However, we believe the proposal is a necessary and legitimate step, similar to the job promotion measures adopted in the United States and South Korea recently to address their unemployment problems.
The U.S. Senate passed a bill 10 days ago that would offer up to US$17.6 billion in social security tax exemption for American companies that hire people who have been out of work for more than 60 days. If people in this category are hired for more than one year, their employers will be given an additional US$1,000 in tax refund.
The bill was initiated by the Democratic Party and secured the support of 11 opposition Republican senators.
Meanwhile, South Korea is implementing a short-term employment promotion program that provides financial aid for SMEs that hire new workers, and is also planning to offer tax incentives to create more jobs.
These initiatives are an indication that encouraging SMEs to hire more workers has gradually become an important policy of major countries around the world, amid rising unemployment associated with economic globalization. The main reasoning behind this development is that SMEs tend to be labor-intensive industries that have a strong potential to create jobs.
Article 20 of the draft Industrial Innovation Bill reflects a global trend and deserves the support of lawmakers from the ruling and opposition camps.
SMEs have traditionally formed the backbone of our economy.
According to a 2006 commercial and industrial census, local SMEs only used 22 percent of national resources and employed 64 percent of the country's workforce. If the number of employers was also included, local SMEs accounted for 76.6 percent of Taiwan's total working population.
Nonetheless, the government allowed more than NT$1 trillion in tax reductions and exemptions for the high-tech sector between 1993 and 2008 under the now defunct statute on encouraging industrial upgrade. Why has no one ever questioned the propriety of such concessions to the high-tech sector?
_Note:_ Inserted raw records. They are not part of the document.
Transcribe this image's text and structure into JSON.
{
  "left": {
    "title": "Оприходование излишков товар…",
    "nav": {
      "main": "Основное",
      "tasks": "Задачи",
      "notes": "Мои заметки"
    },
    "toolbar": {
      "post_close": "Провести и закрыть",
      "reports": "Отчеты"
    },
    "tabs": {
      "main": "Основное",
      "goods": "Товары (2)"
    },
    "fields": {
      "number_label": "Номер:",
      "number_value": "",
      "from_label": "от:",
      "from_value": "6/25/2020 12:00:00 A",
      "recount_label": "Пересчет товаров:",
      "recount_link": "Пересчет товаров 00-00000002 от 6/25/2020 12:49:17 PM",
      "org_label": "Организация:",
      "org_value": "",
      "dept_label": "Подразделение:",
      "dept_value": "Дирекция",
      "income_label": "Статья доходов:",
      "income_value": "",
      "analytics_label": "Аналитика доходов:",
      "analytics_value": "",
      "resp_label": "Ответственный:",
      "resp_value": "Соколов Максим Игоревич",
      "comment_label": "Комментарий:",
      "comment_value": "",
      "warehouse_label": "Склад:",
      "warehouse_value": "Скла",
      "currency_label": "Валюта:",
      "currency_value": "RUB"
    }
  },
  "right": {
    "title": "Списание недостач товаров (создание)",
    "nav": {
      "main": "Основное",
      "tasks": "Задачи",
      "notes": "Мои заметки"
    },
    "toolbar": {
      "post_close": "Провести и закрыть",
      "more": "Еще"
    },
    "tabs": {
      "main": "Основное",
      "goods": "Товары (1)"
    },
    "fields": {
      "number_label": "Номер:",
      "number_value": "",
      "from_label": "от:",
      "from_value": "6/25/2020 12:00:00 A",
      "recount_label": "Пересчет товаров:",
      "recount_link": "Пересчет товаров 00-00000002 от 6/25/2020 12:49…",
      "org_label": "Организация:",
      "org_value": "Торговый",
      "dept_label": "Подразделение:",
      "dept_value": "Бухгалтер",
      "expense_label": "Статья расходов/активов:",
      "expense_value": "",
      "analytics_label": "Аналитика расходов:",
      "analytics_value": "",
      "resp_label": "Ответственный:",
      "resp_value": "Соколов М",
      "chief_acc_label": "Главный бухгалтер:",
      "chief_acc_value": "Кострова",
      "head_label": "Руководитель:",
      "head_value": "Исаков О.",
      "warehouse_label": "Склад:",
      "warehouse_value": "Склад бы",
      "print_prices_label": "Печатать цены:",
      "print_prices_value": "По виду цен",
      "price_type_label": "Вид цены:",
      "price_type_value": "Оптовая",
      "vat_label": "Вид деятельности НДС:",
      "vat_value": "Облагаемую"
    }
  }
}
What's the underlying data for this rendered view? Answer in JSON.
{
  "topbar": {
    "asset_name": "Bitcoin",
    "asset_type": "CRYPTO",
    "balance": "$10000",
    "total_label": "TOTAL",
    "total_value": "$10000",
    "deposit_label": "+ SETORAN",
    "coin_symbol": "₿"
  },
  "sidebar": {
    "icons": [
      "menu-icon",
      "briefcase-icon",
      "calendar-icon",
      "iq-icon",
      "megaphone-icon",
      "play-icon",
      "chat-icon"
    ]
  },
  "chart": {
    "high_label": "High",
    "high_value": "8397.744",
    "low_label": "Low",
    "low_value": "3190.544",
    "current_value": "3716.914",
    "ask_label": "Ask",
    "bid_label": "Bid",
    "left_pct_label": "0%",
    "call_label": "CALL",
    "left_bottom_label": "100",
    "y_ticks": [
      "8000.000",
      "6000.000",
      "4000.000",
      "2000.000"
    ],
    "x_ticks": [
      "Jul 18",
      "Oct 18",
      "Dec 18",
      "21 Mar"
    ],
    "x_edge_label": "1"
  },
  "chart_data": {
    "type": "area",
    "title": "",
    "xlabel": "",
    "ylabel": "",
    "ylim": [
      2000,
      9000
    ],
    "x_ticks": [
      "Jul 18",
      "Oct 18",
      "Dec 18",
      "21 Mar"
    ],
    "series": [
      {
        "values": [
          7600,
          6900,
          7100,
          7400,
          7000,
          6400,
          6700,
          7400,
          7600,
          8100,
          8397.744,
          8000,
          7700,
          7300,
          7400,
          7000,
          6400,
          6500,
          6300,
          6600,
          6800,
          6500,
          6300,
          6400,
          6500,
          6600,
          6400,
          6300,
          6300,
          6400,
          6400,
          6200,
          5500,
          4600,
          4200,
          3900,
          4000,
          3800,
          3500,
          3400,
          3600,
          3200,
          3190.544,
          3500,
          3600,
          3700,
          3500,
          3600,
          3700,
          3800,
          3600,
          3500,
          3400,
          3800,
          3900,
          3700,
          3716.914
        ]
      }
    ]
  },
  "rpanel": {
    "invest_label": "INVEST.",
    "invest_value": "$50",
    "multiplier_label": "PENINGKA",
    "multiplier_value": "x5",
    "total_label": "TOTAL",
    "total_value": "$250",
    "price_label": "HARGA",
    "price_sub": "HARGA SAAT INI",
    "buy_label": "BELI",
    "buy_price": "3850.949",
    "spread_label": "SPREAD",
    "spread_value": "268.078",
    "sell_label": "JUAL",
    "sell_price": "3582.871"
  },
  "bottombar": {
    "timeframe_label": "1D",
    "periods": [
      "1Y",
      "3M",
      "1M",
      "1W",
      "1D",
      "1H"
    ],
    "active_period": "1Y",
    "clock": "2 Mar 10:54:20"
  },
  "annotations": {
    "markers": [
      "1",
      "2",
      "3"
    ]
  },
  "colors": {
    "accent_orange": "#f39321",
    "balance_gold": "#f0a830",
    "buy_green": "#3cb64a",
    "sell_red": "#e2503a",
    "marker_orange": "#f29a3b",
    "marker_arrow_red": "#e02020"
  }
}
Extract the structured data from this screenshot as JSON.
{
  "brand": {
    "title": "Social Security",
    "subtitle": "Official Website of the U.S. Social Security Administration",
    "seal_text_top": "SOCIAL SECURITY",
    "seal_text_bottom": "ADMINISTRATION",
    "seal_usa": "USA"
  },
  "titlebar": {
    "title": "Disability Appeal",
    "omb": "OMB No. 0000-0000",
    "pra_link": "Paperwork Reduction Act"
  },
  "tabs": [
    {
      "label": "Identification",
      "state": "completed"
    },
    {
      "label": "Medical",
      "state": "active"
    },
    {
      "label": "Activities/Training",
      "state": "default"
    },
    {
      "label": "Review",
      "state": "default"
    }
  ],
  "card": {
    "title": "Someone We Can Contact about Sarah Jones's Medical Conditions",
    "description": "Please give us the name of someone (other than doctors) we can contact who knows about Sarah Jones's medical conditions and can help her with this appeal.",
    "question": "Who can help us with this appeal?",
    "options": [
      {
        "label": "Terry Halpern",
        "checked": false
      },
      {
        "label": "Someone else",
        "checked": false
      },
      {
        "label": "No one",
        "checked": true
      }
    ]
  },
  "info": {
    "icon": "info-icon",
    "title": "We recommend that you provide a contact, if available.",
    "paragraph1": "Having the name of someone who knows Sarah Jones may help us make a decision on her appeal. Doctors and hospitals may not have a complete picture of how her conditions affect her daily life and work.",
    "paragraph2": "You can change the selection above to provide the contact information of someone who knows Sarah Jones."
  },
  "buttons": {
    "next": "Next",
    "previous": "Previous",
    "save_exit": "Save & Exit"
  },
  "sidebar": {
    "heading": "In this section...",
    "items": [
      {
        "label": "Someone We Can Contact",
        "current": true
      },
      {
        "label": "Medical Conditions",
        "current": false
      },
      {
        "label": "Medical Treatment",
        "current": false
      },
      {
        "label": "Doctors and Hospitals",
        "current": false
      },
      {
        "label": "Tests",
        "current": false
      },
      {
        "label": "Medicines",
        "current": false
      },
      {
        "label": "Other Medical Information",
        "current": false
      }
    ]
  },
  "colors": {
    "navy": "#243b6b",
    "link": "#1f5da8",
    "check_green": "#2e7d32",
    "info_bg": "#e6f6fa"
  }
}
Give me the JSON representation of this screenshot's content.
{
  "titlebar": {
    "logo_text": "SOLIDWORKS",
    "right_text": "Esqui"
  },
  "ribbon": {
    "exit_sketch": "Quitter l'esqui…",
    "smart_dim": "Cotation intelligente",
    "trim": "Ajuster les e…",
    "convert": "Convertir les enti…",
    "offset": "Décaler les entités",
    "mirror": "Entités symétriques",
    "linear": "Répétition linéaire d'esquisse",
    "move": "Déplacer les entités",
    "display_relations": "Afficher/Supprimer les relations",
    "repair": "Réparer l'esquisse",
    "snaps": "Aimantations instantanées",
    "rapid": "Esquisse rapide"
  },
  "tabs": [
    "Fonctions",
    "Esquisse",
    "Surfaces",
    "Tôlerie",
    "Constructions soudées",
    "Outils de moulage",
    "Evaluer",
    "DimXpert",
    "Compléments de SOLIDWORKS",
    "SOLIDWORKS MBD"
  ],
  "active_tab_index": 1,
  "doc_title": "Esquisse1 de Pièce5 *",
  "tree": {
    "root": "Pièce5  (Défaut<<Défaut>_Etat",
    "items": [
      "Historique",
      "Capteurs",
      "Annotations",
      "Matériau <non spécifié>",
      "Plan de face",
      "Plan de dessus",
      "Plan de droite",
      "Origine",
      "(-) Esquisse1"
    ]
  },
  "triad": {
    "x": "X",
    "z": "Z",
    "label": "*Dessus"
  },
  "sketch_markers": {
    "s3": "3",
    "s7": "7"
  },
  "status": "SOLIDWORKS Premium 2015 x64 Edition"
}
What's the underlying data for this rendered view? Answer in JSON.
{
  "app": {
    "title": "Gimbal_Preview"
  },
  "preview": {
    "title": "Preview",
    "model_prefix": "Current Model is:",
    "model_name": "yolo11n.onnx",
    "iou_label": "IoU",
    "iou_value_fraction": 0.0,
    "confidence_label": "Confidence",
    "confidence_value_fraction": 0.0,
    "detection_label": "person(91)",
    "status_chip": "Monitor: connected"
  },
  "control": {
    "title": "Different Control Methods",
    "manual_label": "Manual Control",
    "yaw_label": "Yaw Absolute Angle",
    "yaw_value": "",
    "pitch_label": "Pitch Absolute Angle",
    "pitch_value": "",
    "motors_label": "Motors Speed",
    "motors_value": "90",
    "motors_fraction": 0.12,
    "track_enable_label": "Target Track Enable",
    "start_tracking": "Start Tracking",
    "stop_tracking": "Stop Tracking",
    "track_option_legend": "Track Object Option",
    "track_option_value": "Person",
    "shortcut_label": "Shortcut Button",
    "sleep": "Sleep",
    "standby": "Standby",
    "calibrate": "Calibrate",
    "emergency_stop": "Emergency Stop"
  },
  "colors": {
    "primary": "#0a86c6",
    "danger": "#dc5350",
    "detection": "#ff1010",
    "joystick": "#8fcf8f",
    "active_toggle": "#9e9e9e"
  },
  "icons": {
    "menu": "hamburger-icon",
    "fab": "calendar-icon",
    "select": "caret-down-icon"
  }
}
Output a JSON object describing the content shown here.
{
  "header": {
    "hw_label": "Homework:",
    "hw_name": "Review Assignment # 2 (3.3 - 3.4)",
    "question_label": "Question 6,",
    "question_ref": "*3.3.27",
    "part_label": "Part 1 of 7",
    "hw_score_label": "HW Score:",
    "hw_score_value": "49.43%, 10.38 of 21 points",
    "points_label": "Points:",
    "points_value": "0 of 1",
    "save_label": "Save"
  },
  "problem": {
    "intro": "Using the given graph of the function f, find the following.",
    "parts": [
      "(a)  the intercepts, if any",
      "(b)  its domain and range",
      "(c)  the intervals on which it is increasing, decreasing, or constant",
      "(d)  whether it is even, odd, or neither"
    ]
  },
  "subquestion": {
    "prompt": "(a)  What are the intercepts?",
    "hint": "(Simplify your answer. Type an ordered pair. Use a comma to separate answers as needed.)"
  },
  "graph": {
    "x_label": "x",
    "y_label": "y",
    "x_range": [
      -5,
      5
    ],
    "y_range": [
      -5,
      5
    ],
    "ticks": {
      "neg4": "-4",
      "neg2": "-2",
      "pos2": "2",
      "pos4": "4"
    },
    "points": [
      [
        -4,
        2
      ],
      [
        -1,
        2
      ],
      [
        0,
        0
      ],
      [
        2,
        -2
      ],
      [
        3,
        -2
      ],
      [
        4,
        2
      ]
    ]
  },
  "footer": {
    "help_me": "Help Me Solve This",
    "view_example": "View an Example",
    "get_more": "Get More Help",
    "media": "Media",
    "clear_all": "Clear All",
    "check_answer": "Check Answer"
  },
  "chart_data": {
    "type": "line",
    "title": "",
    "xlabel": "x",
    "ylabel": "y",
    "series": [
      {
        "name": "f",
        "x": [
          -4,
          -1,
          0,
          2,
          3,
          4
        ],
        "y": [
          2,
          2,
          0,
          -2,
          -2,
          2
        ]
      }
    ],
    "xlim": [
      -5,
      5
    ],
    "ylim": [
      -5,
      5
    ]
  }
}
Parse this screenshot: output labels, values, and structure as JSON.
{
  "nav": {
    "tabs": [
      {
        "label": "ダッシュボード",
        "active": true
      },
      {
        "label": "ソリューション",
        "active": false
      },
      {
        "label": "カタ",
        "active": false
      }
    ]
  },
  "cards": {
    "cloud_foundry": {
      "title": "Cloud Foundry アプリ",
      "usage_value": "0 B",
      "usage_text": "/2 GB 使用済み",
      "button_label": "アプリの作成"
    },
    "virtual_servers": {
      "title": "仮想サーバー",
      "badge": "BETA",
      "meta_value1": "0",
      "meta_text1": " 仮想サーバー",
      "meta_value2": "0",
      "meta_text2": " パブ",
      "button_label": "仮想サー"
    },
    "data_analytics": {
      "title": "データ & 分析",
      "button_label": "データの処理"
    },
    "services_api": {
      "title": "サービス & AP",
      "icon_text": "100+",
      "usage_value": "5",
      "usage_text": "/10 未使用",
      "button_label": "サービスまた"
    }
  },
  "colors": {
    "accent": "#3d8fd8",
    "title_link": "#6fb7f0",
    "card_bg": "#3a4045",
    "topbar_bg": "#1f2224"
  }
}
The time has come for those who look down on SMEs to change their way of thinking in order to right the imbalances in global economic development. (April 5, 2010) (By Sofia Wu)




Updated : 2021-06-15 16:19 GMT+08:00